# How does an increase in entropy increase stability, despite an increase in energy

My understanding of the basics of entropy are as follows: there are more ways for a system to be arranged in a disordered state, than an ordered state.

I am happy with that explanation. When it comes to defining entropy in terms of energy, though, I am slightly confused. My notes (I am taking A-Level Chemistry) say the following things:

1. A system is more energetically stable when at a higher entropy
2. A reaction is (more) feasible if it involves an increase in entropy

My last point was going to be: an increase in entropy is an increase in energy, although this isn’t explicitly stated. That was my understanding. Perhaps this is where I’m wrong?
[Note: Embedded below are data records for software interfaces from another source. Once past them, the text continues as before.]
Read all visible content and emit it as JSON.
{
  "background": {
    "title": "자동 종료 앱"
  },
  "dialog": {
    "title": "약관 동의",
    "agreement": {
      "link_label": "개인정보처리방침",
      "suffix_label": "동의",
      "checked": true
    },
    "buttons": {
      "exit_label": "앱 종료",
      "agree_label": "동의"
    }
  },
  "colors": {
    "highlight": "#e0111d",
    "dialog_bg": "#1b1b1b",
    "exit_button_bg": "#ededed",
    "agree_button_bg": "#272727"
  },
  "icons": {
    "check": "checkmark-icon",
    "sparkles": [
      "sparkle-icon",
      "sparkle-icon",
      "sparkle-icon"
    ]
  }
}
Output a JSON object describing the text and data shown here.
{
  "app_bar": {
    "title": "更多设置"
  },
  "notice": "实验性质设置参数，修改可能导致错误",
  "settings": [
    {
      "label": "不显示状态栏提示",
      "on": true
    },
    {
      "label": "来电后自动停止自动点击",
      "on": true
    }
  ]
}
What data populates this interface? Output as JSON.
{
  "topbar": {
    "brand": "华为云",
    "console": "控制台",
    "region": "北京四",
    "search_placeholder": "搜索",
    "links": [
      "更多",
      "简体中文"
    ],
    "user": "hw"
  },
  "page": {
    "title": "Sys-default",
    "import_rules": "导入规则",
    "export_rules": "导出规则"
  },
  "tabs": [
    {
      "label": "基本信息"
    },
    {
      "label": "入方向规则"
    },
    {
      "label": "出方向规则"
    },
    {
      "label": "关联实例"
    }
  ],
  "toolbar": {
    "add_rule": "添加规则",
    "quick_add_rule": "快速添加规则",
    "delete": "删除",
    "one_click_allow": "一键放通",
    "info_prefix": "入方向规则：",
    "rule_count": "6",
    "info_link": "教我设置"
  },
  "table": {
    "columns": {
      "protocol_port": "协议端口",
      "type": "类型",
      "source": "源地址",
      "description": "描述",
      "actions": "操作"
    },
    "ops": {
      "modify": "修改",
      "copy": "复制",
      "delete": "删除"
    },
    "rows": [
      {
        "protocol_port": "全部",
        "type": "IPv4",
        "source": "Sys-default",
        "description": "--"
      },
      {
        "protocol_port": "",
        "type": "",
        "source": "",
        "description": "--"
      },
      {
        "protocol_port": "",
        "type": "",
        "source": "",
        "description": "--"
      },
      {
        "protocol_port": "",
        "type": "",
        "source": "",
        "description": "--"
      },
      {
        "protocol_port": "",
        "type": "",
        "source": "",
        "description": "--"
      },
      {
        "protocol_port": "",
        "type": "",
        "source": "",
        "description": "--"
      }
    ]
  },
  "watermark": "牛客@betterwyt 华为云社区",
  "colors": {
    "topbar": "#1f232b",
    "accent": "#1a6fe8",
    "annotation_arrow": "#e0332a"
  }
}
When I see that ∆S is positive for an increase in entropy, that confuses me. When ∆S is positive, we are increasing the energy of the system, but apparently also making it more stable. I am unfamiliar with systems that are more stable at higher energy levels. If I think of a gas, if would seem to me that a more stable arrangement is becoming a liquid i.e. losing energy, however, this contradicts the entropy conclusion.

Perhaps I am visualising this problem in the wrong way. I am seeing the changes of state (in this example) to be like a potential well, where energy needs to be added to move the substance out of the well and change its state. Then, the lower energy state would be at the bottom of the well, but then, apparently, with higher entropy. (It’s not a perfect analogy but it serves to show my thinking).

• Read the Wikipedia article on Gibbs free energy, which is likely what your notes refer to. It decreases, not increases, with increasing entropy. Then read the discussions about the Gibbs free energy on this site; they address all of these points. Commented Oct 8, 2021 at 6:37
• Also note that your conclusion (oppose the concept of stability, anyway). Commented Oct 8, 2021 at 10:15

You need to clear the difference in entropy of the system and the universe. A phenomenon will happen spontaneously if the entropy of the universe is positive and won't happen if it is negative or zero (again, spontaneously). Now you may object by saying that why does water freezes spontaneously at STP? After all the entropy of ice is less than that of water hence there is a decrease in entropy of the system, hence this should not be spontaneous. I reply that you didn't read the statement correctly; it is written the entropy of the universe and not of the system. Yes, I agree that entropy of the system (water) decreases but it happens that at STP the entropy of the universe (the water and its immediate surroundings) have a net increase in entropy. Net entropy change of a universe is given by $$\Delta S= \Delta S_{sour}+\Delta S_{sys}$$. Calculating the net change in entropy is very tedious and hence we devise a new function, called Gibbs Free energy, which is a property of the system and easy to calculate. By finding the sign of it alone we are able to predict whether a phenomenon will happen spontaneously or not. In this case, it is the opposite of that of entropy, the negative sign represents a spontaneous process. I recommend you to read this book.